_GOAL OF THE EXERCISE_. Below is a block of records. Copy every line in it that contains the word "name".

Records from a data source:

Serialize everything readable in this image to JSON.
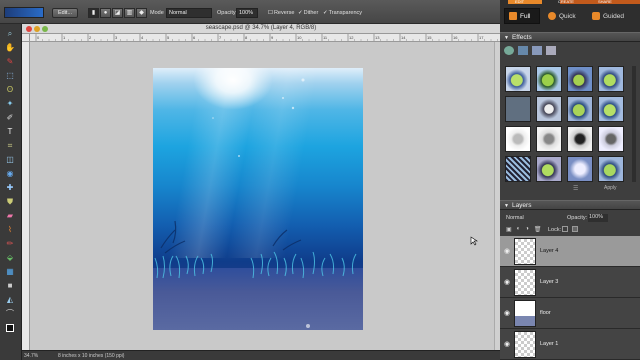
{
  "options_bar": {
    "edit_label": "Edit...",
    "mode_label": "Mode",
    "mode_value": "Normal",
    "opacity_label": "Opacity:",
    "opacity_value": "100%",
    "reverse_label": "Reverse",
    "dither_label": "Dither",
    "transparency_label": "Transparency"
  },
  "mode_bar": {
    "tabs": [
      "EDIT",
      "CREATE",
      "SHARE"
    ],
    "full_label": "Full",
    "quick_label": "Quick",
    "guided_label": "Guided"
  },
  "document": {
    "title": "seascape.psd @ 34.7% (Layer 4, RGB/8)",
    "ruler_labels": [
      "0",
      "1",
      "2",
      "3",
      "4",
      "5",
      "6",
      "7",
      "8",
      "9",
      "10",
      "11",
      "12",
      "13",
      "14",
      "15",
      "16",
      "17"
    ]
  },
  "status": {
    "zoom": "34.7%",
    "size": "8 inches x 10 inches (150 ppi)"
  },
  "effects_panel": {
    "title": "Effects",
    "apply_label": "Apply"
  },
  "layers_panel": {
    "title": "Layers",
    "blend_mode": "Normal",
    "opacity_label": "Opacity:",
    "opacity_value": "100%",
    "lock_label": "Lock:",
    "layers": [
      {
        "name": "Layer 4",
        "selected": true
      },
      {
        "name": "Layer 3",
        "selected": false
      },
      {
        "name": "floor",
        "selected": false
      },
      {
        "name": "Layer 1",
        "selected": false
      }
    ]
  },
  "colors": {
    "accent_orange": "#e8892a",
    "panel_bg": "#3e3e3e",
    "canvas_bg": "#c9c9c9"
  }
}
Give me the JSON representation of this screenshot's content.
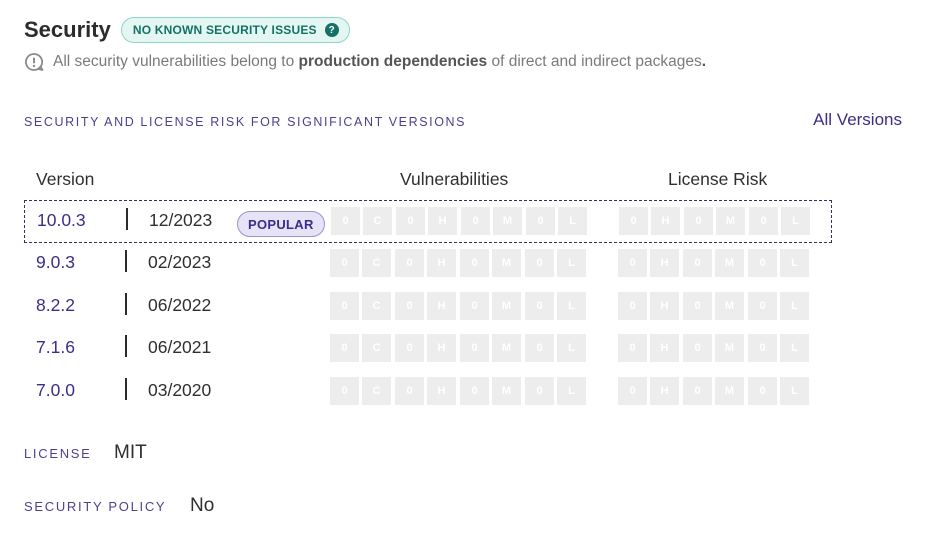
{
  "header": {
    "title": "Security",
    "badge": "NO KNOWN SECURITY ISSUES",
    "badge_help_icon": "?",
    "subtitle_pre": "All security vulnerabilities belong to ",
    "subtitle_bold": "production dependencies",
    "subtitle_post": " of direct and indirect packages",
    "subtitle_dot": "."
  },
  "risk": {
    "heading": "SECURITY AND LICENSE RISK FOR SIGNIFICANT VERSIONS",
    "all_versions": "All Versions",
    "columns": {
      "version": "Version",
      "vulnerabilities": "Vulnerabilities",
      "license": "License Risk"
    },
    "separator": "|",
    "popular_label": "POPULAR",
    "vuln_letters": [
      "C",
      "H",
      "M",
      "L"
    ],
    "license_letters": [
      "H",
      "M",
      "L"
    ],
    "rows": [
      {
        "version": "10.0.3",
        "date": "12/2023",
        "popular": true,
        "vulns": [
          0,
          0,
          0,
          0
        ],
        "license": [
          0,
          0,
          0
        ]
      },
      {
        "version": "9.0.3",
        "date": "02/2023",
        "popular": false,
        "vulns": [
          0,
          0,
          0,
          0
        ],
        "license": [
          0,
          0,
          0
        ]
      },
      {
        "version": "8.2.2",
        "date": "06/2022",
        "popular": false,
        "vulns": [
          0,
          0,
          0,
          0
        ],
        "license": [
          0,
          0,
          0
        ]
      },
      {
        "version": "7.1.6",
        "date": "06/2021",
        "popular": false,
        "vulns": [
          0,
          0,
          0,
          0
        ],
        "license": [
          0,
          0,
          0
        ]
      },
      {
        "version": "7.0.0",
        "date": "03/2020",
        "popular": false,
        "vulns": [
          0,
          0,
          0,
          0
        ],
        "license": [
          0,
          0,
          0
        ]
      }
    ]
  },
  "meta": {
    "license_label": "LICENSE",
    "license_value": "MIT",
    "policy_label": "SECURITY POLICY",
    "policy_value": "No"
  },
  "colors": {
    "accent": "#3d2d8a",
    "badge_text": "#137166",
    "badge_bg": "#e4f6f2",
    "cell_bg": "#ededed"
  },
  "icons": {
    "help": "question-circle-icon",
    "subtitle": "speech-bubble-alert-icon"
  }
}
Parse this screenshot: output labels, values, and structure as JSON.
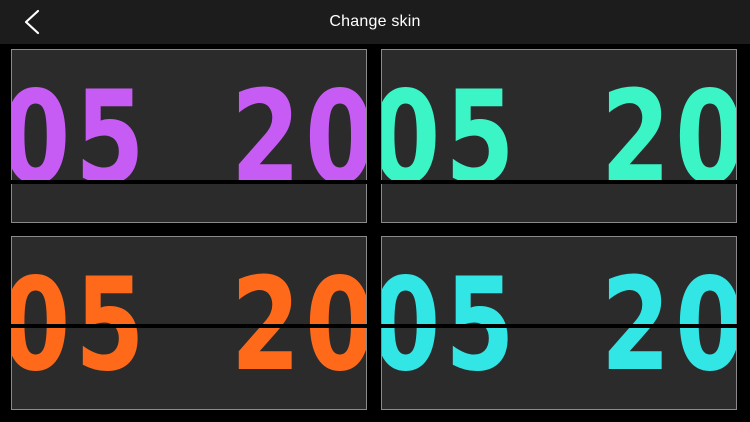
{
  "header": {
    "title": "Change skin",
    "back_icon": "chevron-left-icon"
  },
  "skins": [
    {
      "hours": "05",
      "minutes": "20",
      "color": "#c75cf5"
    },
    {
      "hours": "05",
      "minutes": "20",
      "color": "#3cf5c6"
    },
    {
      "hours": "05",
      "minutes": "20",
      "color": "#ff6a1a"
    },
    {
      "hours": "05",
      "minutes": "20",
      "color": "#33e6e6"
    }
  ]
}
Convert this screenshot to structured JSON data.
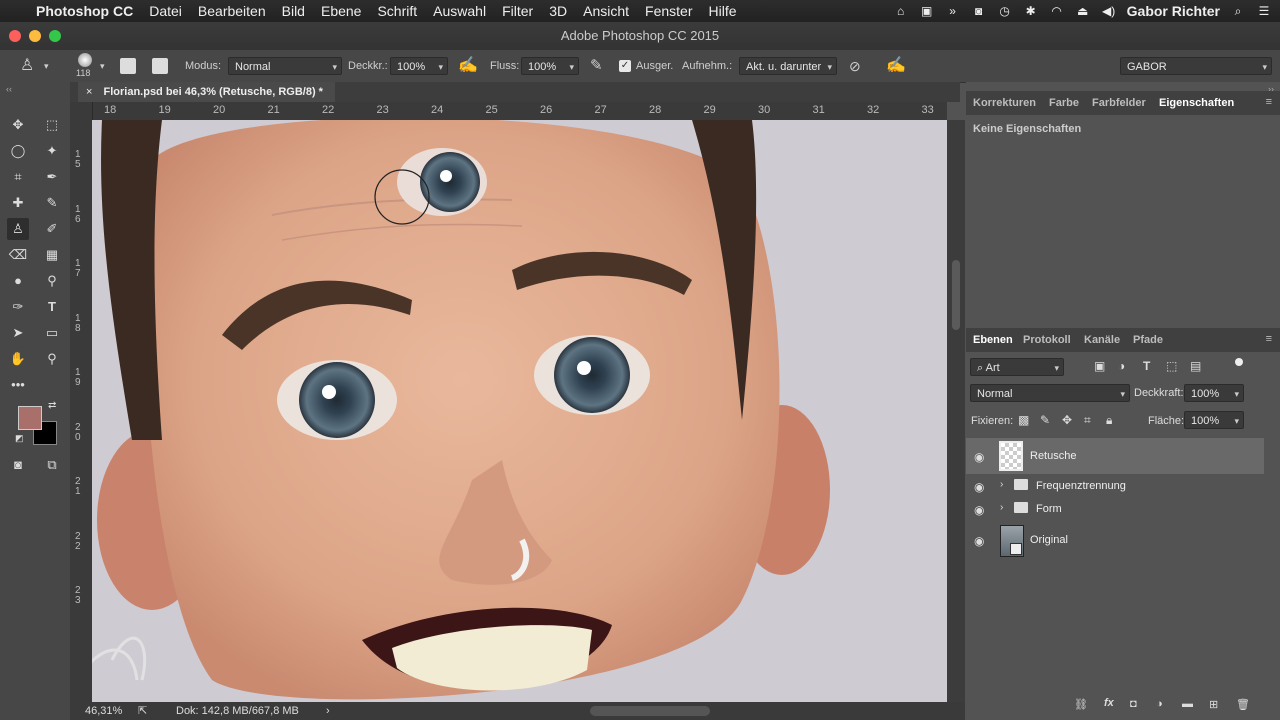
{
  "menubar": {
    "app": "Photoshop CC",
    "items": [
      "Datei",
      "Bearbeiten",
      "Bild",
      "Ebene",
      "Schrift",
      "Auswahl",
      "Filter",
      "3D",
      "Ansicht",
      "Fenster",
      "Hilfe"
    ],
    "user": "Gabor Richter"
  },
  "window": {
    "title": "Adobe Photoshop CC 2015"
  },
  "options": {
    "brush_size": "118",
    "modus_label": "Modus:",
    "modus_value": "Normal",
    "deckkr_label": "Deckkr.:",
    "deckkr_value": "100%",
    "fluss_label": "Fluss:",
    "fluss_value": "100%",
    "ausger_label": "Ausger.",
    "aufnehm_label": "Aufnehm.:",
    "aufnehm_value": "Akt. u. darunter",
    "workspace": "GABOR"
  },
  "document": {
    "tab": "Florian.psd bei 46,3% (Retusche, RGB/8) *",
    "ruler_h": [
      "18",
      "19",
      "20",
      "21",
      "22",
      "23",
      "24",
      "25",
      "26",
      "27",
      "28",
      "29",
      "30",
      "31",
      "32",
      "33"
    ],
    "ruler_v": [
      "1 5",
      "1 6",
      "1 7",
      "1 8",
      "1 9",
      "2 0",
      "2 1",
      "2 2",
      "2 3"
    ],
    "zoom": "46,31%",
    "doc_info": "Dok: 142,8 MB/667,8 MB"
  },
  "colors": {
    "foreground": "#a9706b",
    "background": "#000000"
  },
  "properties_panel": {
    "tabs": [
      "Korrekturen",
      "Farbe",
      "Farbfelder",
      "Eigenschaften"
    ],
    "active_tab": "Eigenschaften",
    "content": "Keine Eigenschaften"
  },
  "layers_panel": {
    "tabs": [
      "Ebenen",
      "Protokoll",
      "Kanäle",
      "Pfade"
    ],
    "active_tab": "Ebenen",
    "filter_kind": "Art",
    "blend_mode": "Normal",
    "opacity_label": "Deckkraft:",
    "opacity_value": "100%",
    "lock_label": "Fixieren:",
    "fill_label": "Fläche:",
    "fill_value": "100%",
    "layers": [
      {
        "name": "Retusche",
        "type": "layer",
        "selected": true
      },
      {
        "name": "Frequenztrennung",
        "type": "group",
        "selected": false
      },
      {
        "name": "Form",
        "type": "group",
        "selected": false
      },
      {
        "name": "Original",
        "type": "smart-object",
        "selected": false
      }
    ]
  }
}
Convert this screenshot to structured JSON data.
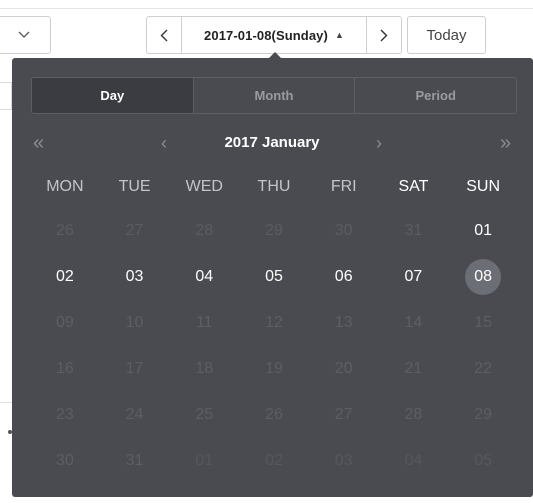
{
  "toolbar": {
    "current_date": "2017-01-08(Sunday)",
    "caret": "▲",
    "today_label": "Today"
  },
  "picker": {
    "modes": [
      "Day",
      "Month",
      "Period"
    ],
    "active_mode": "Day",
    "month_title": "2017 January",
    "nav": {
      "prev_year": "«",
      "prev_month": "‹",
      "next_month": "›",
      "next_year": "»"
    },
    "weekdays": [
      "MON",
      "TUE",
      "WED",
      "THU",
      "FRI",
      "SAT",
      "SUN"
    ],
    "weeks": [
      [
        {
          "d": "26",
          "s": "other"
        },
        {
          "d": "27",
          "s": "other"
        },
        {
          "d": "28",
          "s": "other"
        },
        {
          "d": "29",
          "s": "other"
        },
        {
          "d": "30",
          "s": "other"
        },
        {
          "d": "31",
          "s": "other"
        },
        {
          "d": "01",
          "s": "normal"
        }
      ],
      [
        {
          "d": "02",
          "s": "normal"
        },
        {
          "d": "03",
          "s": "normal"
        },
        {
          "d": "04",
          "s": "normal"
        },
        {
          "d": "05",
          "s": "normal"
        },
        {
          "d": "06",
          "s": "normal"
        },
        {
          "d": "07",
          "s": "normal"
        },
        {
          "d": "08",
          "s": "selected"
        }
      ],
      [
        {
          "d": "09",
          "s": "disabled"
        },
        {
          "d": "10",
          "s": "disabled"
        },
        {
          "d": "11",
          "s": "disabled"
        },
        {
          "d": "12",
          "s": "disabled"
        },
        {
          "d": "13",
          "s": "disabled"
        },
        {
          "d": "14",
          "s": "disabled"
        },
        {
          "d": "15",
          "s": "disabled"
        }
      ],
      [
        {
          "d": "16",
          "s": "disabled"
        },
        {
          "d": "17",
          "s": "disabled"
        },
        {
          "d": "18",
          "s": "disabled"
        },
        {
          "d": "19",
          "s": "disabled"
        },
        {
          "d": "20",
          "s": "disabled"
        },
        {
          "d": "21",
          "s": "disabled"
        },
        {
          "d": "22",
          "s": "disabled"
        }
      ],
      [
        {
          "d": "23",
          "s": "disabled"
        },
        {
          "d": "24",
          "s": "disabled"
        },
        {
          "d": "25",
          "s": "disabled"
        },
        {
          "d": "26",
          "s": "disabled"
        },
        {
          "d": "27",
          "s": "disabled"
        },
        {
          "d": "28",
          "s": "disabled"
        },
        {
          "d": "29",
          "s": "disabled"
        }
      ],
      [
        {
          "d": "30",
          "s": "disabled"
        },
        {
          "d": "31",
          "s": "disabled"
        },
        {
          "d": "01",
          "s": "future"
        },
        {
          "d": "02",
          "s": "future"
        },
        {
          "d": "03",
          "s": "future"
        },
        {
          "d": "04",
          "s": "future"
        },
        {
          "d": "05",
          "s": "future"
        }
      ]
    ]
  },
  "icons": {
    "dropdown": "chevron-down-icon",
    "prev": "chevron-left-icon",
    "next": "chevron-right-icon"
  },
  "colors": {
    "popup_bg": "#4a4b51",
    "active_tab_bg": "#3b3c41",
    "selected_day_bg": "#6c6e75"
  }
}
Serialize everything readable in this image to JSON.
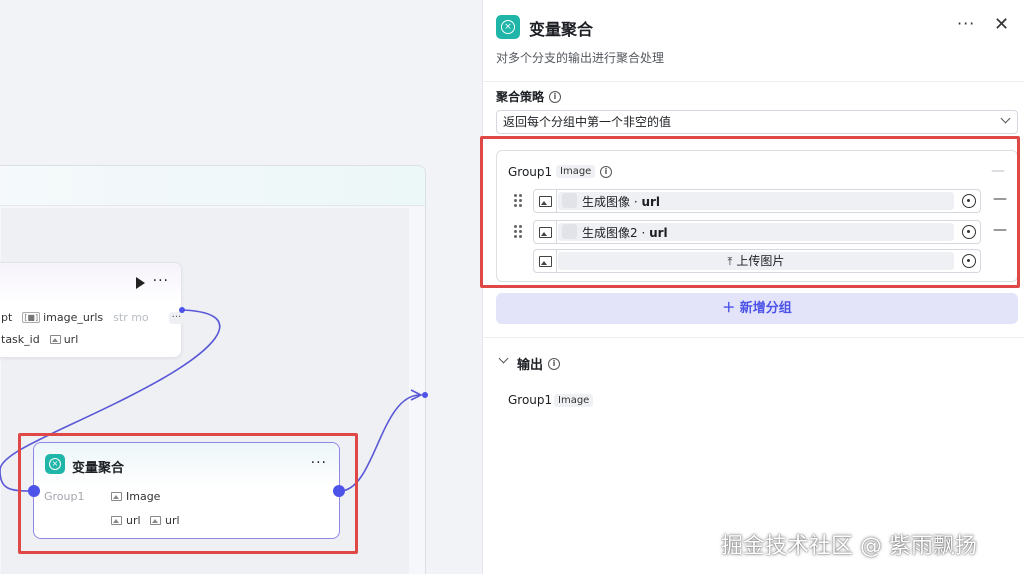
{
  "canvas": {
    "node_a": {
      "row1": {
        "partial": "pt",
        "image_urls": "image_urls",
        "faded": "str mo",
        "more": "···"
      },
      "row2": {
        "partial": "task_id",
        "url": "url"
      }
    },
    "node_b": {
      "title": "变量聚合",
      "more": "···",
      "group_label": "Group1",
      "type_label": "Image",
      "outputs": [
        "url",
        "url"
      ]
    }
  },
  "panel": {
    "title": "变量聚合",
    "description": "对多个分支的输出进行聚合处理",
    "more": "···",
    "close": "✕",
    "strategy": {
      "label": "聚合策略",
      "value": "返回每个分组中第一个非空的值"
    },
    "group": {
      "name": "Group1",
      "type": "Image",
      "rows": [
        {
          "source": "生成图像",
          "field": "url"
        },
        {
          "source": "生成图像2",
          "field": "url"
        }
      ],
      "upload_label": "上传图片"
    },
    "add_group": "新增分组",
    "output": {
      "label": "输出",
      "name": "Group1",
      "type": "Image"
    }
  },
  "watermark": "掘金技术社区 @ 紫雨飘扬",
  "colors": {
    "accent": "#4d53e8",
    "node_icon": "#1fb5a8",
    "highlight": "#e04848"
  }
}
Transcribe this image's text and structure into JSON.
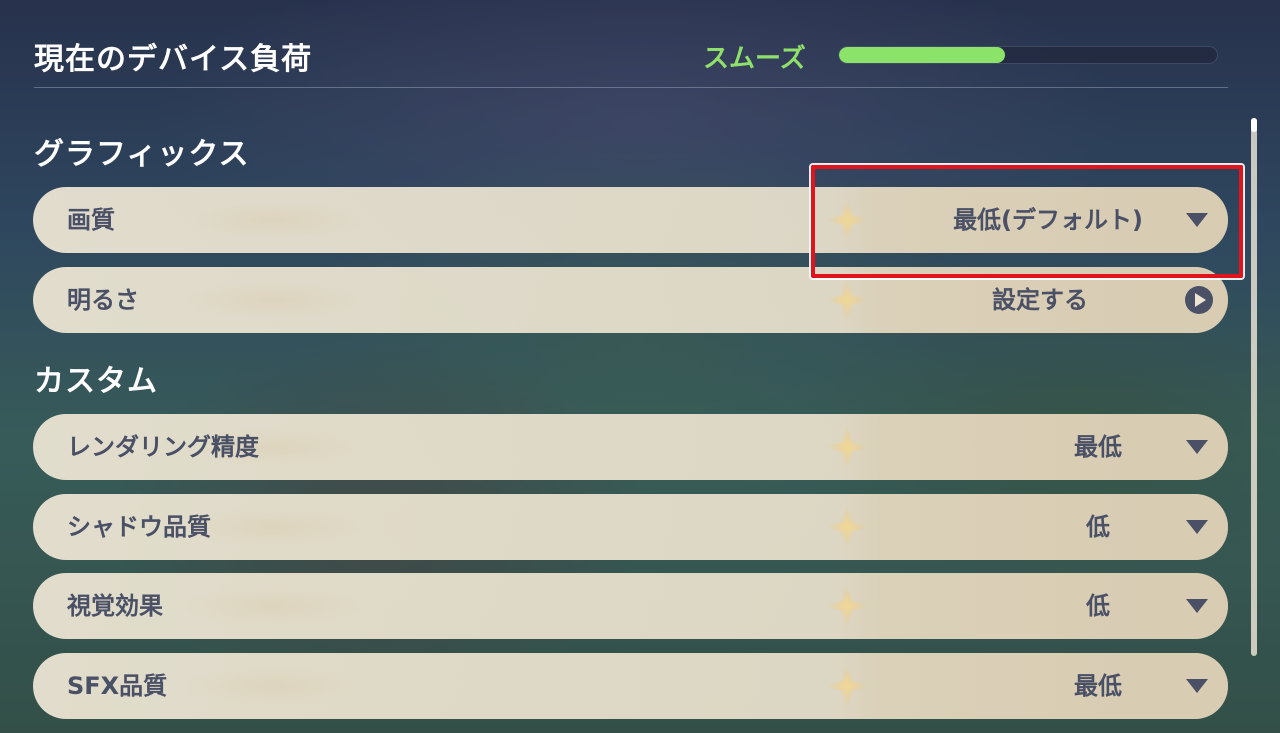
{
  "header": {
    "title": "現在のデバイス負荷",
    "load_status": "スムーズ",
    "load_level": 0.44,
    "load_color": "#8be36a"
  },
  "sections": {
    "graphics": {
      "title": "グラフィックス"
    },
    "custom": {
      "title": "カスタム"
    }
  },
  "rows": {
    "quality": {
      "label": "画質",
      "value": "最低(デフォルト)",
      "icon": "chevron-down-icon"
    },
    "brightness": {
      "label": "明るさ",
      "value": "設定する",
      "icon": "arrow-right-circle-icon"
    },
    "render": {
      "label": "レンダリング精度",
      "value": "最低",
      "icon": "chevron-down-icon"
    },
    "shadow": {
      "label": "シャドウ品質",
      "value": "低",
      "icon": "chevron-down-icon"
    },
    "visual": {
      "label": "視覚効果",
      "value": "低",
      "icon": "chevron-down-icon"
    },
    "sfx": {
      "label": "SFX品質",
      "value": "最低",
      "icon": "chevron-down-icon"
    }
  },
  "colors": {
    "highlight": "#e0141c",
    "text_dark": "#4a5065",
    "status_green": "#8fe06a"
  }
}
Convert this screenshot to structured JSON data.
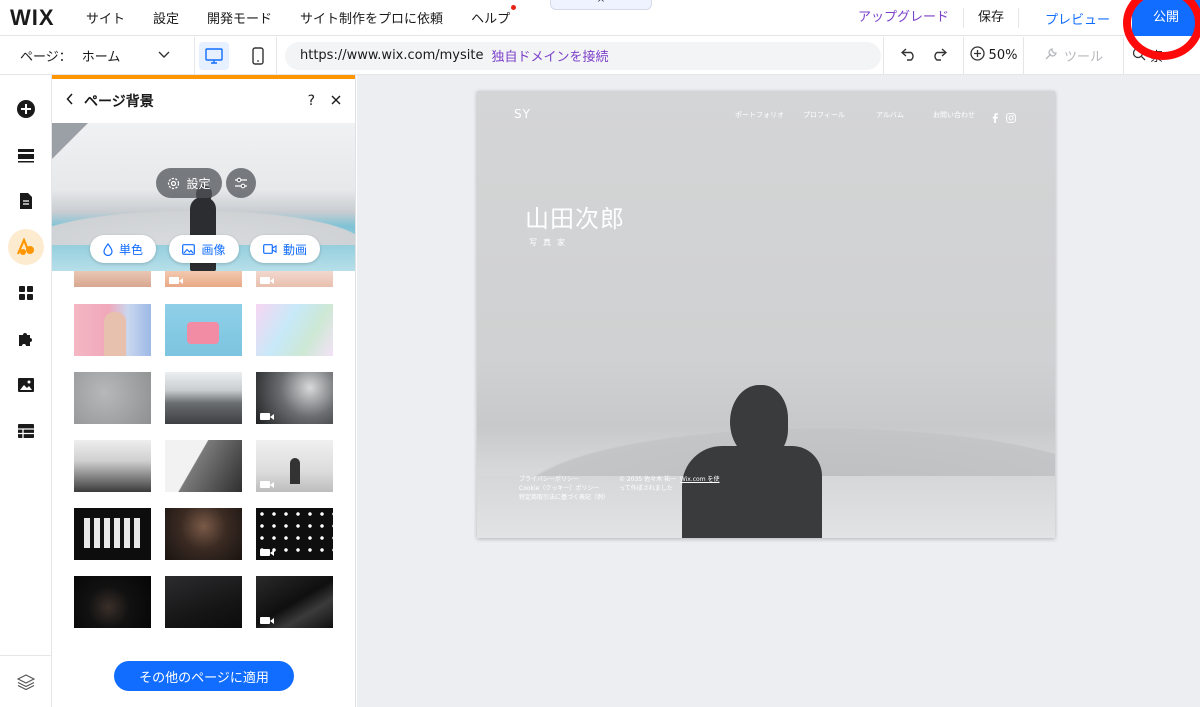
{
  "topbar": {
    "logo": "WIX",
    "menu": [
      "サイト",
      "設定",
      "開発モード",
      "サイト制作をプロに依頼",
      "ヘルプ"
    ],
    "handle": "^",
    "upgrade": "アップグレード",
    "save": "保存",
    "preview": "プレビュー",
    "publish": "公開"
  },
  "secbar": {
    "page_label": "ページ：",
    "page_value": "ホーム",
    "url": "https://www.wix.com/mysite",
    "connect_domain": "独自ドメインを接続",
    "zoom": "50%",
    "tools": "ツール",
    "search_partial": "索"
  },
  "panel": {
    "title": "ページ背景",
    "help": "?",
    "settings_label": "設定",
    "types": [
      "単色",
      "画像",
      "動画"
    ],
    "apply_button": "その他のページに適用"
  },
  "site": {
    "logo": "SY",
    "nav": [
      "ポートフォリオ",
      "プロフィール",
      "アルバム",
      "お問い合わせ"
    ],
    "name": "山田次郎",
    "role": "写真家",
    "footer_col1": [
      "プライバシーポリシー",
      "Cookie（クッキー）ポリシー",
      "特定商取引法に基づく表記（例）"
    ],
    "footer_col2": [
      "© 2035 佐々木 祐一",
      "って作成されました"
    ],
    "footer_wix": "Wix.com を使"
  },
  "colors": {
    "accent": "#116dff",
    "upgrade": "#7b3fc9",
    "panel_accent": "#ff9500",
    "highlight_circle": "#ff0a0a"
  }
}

_SOLUTION TO THE EXERCISE_.
        "name": "Layer 4",
        "name": "Layer 3",
        "name": "floor",
        "name": "Layer 1",
        "name": "Retusche",
        "name": "Frequenztrennung",
        "name": "Form",
        "name": "Original",
      "name": "Group1",
      "name": "Group1",
    "name": "山田次郎",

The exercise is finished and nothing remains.